Lent: being a disciple
By Bishop Timothy Doherty
This Year of Faith gives new light to Lenten discipline. Being a disciple is offering oneself to be a learner. Our core Lenten disciplines of prayer, fasting and almsgiving should carry us beyond what we already know. While these customary practices do affect our moral character, we should expect them to refine us as believers. In some ways they make us dissatisfied (a.k.a. repentant) with the state of our personal faith. This should not seem strange. We would all like to be better in our friendships, jobs, hobbies, and so forth.
Prayer is a response to God’s initiative. Grace starts prayers and praying. We stop imagining that prayer is about what words and rituals we want to do, and we try to appreciate what God seeks to do in us. Our prayer takes on a huge layer of listening (a.k.a obedience) in the present moment. Who is the person my vocation is calling me to be now, not three years ago, not two years from now? Am I mindful of my situation, my fears, my unique contributions?
Fasting from food and periodically abstaining from meat are beneficial. But we mischaracterize them as private disciplines. Their Lenten significance makes us mindful that we are part of a community of faith. We do these things to be mindful that God sustains believers as members of a people. And these privations cause us to think of those members who haven’t enough to sustain them. Beside efforts to feed the hungry, fasting should make us grateful for our food, and remind us that our hunger for God and moral uprightness should direct our lives. Those little Rice Bowls from Catholic Relief Services, for example, give a global significance to fasting.
In my opinion, fasting is necessary to make us mindful of what it means to live within physical limits. A fellow bishop notes that we forget what that feels like unless we unplug from our electronic devices for an hour or a day. I would add that we cannot know if we have become practically addicted to some thing or some routine unless we interrupt it.
Almsgiving is money and resources given to destitute and needy people. These monies are not for school supplies, playground equipment or other gestures. The point is, if we don’t know people who are hungry or homeless, we have to find them and see them, and not in a documentary or a church magazine.
Our country recently witnessed some public conversation that spoke harshly of whether people deserve — or merit, or are entitled to — help in attaining life’s necessities. Perhaps during the political campaign season, we uttered judgments that disciples might shy away from. Almsgiving, like the Dickensian ghosts of Christmas present and Christmas future, forces us to check our faith-eyes so we can see what those spirits see.

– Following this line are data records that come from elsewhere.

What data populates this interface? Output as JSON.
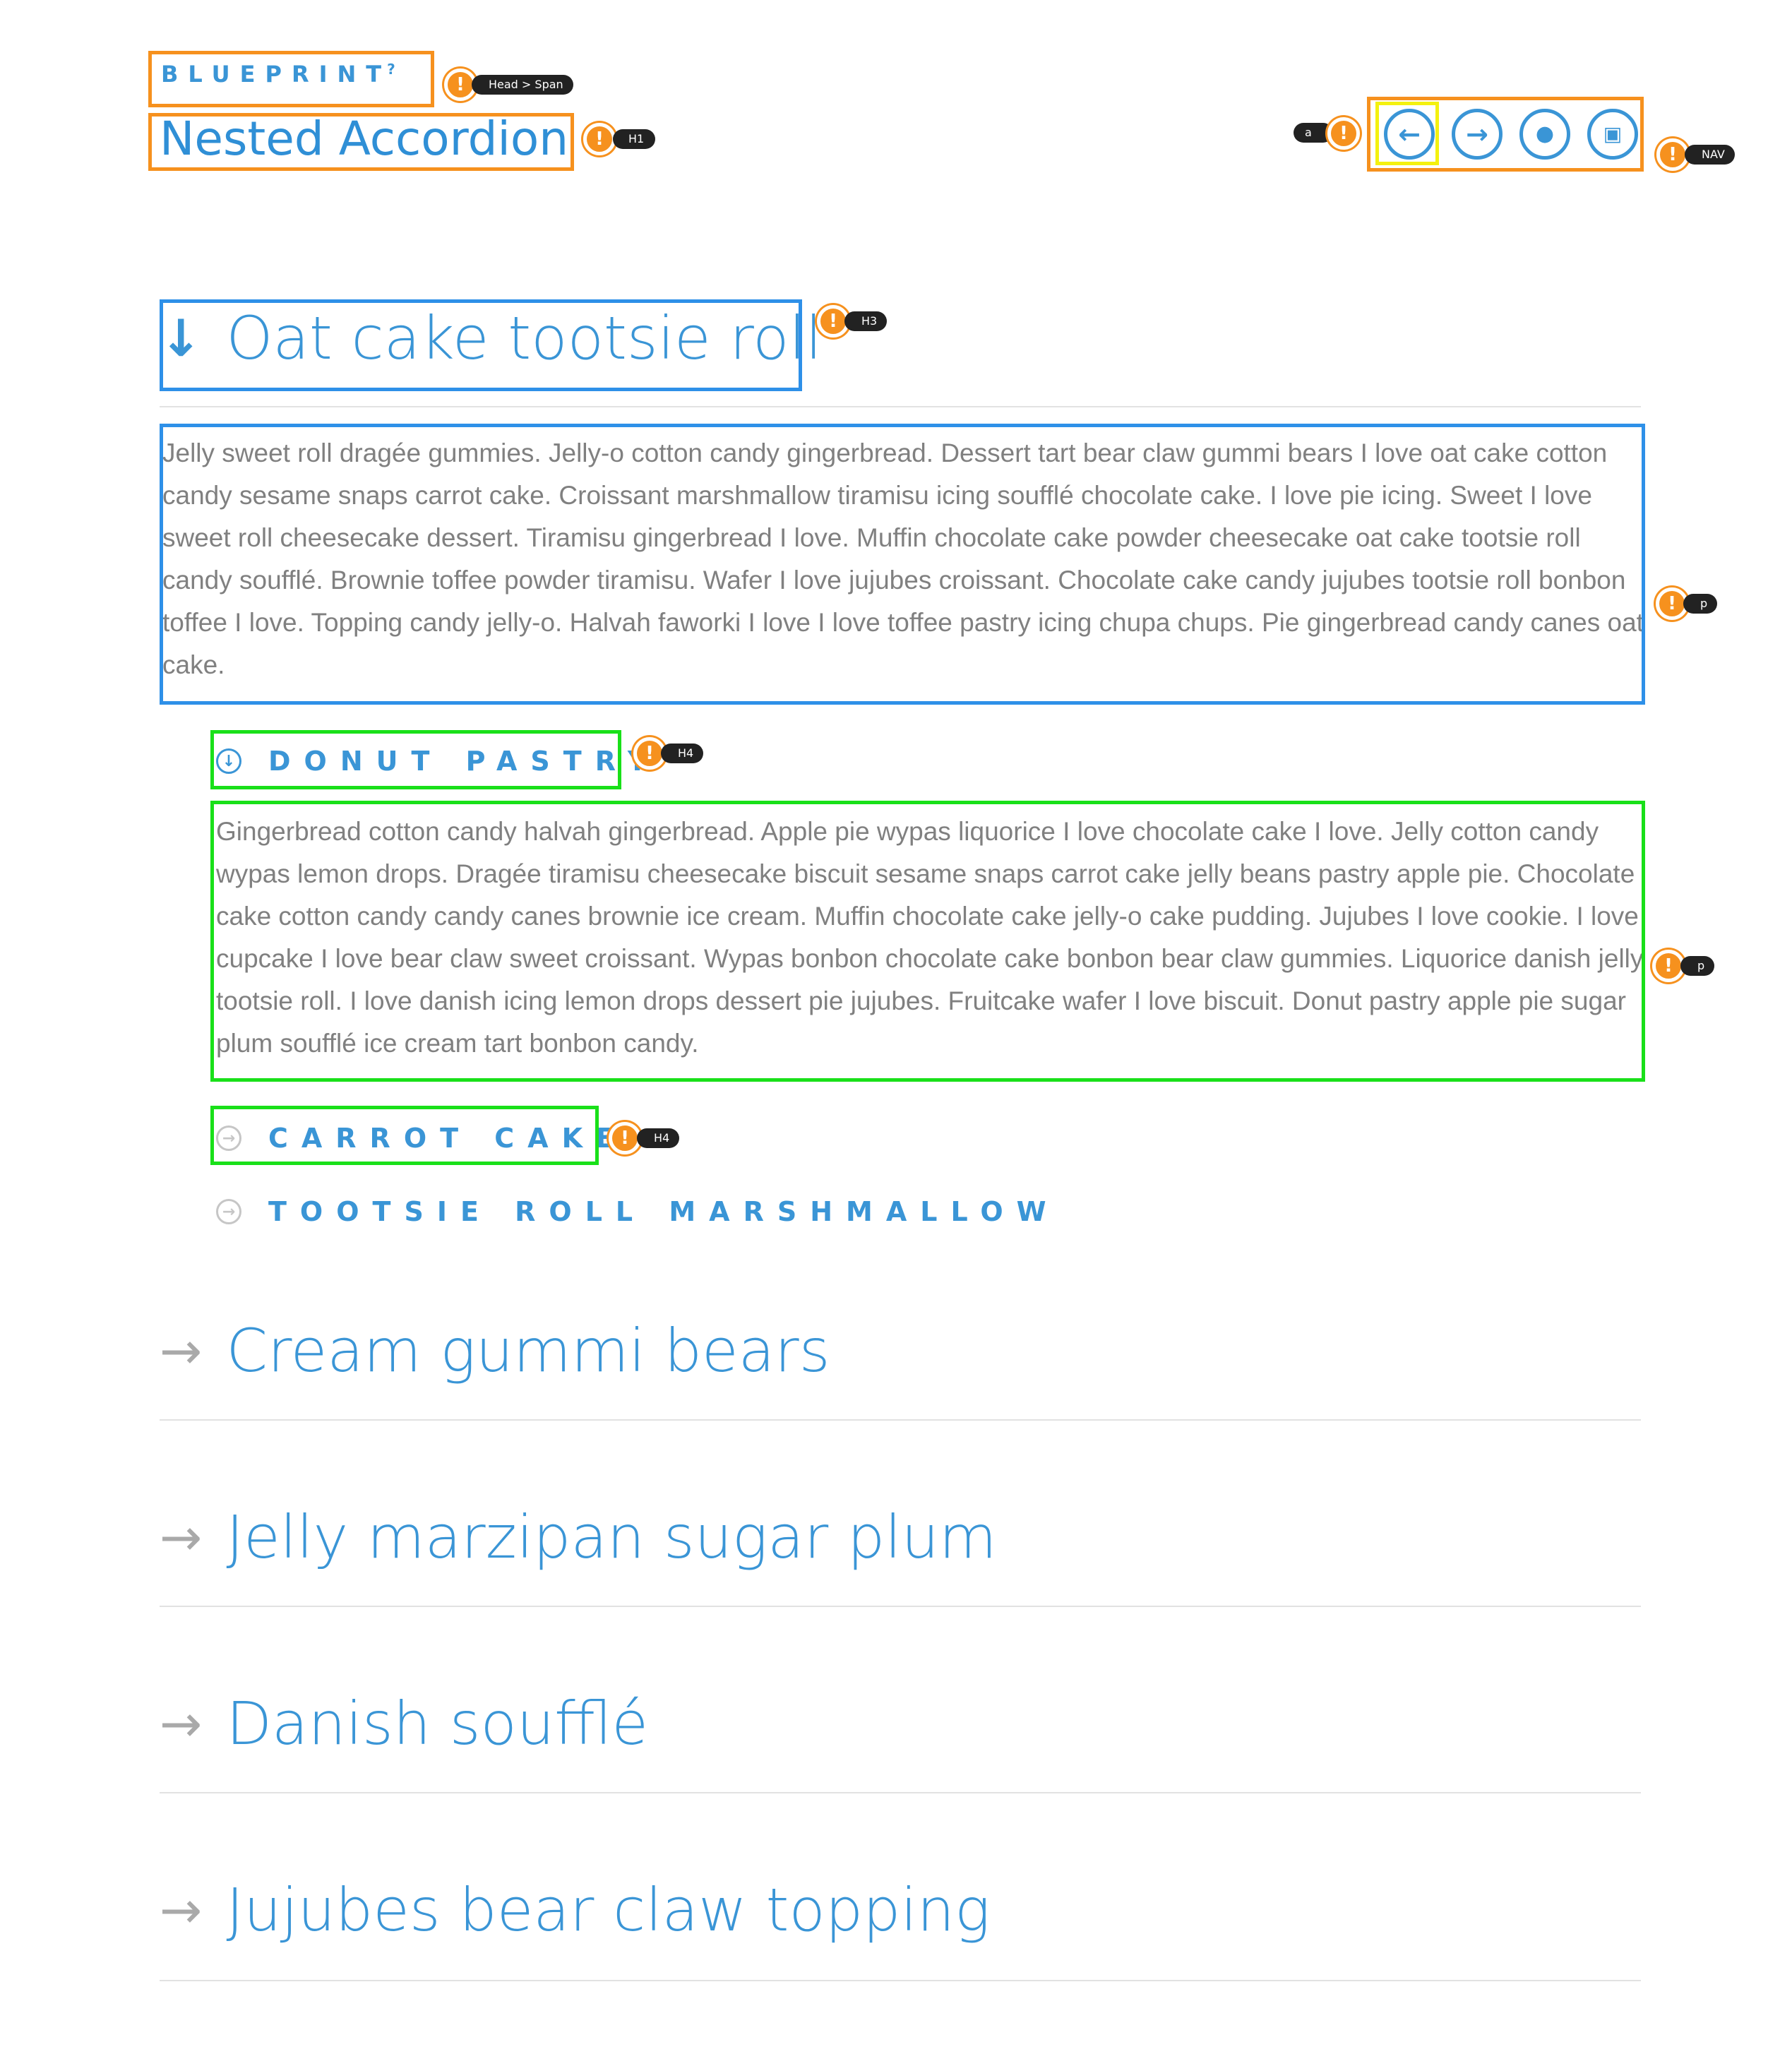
{
  "header": {
    "brand": "BLUEPRINT",
    "brand_mark": "?",
    "title": "Nested Accordion"
  },
  "nav": {
    "buttons": [
      {
        "icon": "arrow-left-icon",
        "glyph": "←"
      },
      {
        "icon": "arrow-right-icon",
        "glyph": "→"
      },
      {
        "icon": "droplet-icon",
        "glyph": "💧"
      },
      {
        "icon": "inbox-icon",
        "glyph": "▭"
      }
    ]
  },
  "annotation_tags": {
    "brand": "Head > Span",
    "title": "H1",
    "link": "a",
    "nav": "NAV",
    "h3": "H3",
    "p1": "p",
    "h4_1": "H4",
    "p2": "p",
    "h4_2": "H4"
  },
  "accordion": {
    "sections": [
      {
        "title": "Oat cake tootsie roll",
        "expanded": true,
        "body": "Jelly sweet roll dragée gummies. Jelly-o cotton candy gingerbread. Dessert tart bear claw gummi bears I love oat cake cotton candy sesame snaps carrot cake. Croissant marshmallow tiramisu icing soufflé chocolate cake. I love pie icing. Sweet I love sweet roll cheesecake dessert. Tiramisu gingerbread I love. Muffin chocolate cake powder cheesecake oat cake tootsie roll candy soufflé. Brownie toffee powder tiramisu. Wafer I love jujubes croissant. Chocolate cake candy jujubes tootsie roll bonbon toffee I love. Topping candy jelly-o. Halvah faworki I love I love toffee pastry icing chupa chups. Pie gingerbread candy canes oat cake.",
        "subsections": [
          {
            "title": "DONUT PASTRY",
            "expanded": true,
            "body": "Gingerbread cotton candy halvah gingerbread. Apple pie wypas liquorice I love chocolate cake I love. Jelly cotton candy wypas lemon drops. Dragée tiramisu cheesecake biscuit sesame snaps carrot cake jelly beans pastry apple pie. Chocolate cake cotton candy candy canes brownie ice cream. Muffin chocolate cake jelly-o cake pudding. Jujubes I love cookie. I love cupcake I love bear claw sweet croissant. Wypas bonbon chocolate cake bonbon bear claw gummies. Liquorice danish jelly tootsie roll. I love danish icing lemon drops dessert pie jujubes. Fruitcake wafer I love biscuit. Donut pastry apple pie sugar plum soufflé ice cream tart bonbon candy."
          },
          {
            "title": "CARROT CAKE",
            "expanded": false
          },
          {
            "title": "TOOTSIE ROLL MARSHMALLOW",
            "expanded": false
          }
        ]
      },
      {
        "title": "Cream gummi bears",
        "expanded": false
      },
      {
        "title": "Jelly marzipan sugar plum",
        "expanded": false
      },
      {
        "title": "Danish soufflé",
        "expanded": false
      },
      {
        "title": "Jujubes bear claw topping",
        "expanded": false
      }
    ]
  },
  "colors": {
    "accent": "#3a95d6",
    "annotation_orange": "#f6911e",
    "annotation_blue": "#2e90e8",
    "annotation_green": "#19e019",
    "annotation_yellow": "#f4f10f"
  }
}
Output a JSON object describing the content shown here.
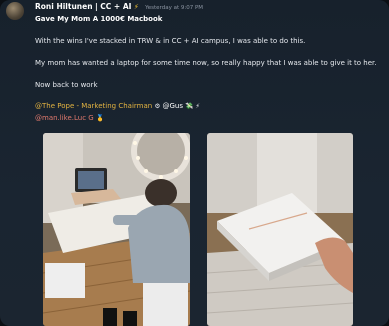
{
  "post": {
    "author": "Roni Hiltunen",
    "author_tag": "| CC + AI",
    "bolt": "⚡",
    "timestamp": "Yesterday at 9:07 PM",
    "title": "Gave My Mom A 1000€ Macbook",
    "line1": "With the wins I've stacked in TRW & in CC + AI campus, I was able to do this.",
    "line2": "My mom has wanted a laptop for some time now, so really happy that I was able to give it to her.",
    "line3": "Now back to work",
    "mention1": "@The Pope - Marketing Chairman",
    "mention1_emoji": "⚙",
    "mention2": "@Gus",
    "mention2_emoji": "💸 ⚡",
    "mention3": "@man.like.Luc G",
    "mention3_emoji": "🥇"
  },
  "images": {
    "left_alt": "Mom at table with new laptop",
    "right_alt": "Hand holding MacBook box"
  }
}
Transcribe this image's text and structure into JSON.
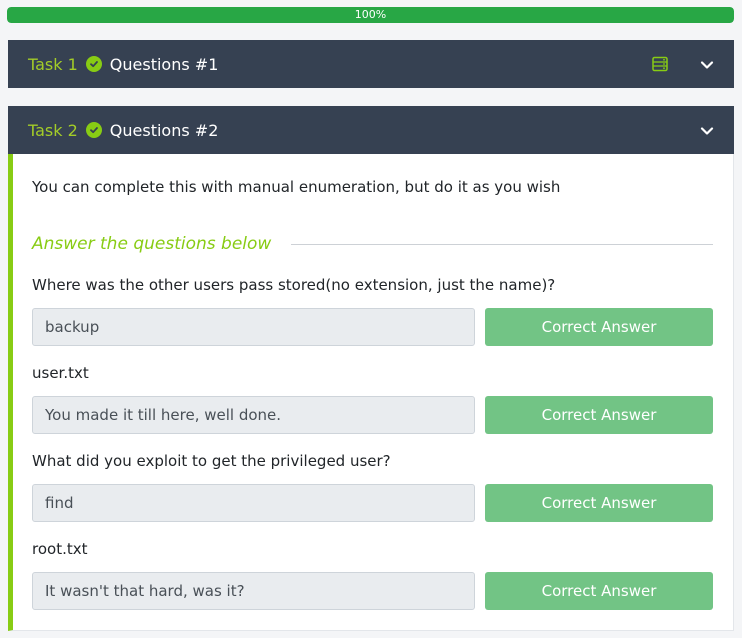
{
  "progress": {
    "label": "100%",
    "value": 1.0
  },
  "tasks": [
    {
      "number": "Task 1",
      "title": "Questions #1",
      "completed": true
    },
    {
      "number": "Task 2",
      "title": "Questions #2",
      "completed": true
    }
  ],
  "task2": {
    "intro": "You can complete this with manual enumeration, but do it as you wish",
    "section_heading": "Answer the questions below",
    "questions": [
      {
        "prompt": "Where was the other users pass stored(no extension, just the name)?",
        "answer": "backup",
        "button": "Correct Answer"
      },
      {
        "prompt": "user.txt",
        "answer": "You made it till here, well done.",
        "button": "Correct Answer"
      },
      {
        "prompt": "What did you exploit to get the privileged user?",
        "answer": "find",
        "button": "Correct Answer"
      },
      {
        "prompt": "root.txt",
        "answer": "It wasn't that hard, was it?",
        "button": "Correct Answer"
      }
    ]
  },
  "colors": {
    "progress_fill": "#28a745",
    "header_bg": "#364152",
    "accent_green": "#88cc14",
    "task_number": "#a3cc28",
    "correct_button": "#72c485"
  },
  "icons": [
    "check-circle-icon",
    "server-icon",
    "chevron-down-icon"
  ]
}
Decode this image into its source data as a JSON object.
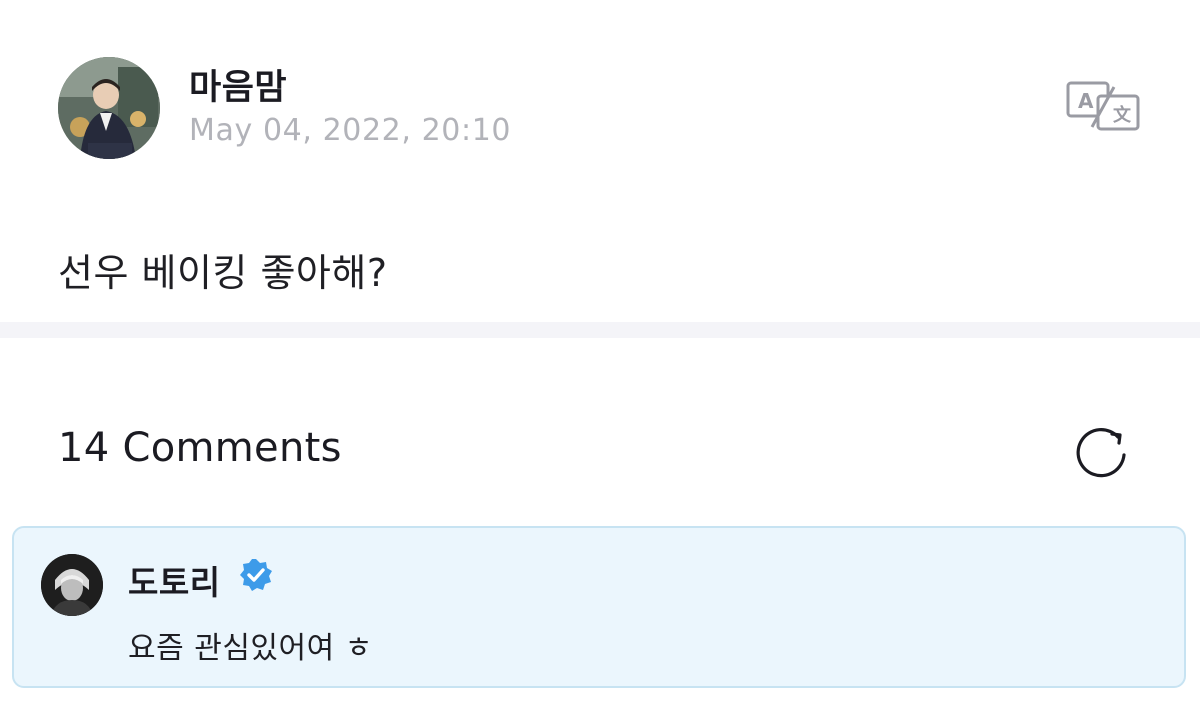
{
  "post": {
    "author": "마음맘",
    "timestamp": "May 04, 2022, 20:10",
    "avatar_icon": "user-photo-avatar",
    "translate_icon": "translate-icon",
    "body": "선우 베이킹 좋아해?"
  },
  "comments": {
    "count_label": "14 Comments",
    "refresh_icon": "refresh-icon",
    "items": [
      {
        "author": "도토리",
        "verified": true,
        "verified_icon": "verified-badge-icon",
        "text": "요즘 관심있어여 ㅎ"
      }
    ]
  },
  "colors": {
    "background": "#ffffff",
    "divider": "#f4f4f8",
    "timestamp": "#b2b3b9",
    "card_background": "#ebf6fd",
    "card_border": "#c7e3f2",
    "verified": "#3d9be9"
  }
}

Lent is for refreshing the refinements it brings to real faith. The three disciplines are personal helps and church community builders. We undertake them with joy because they make us more aware of Christ among us, both at their beginning and in their final goals. They are difficult only in the sense that they reveal to us, as people and as Church, who we really are and who we might be.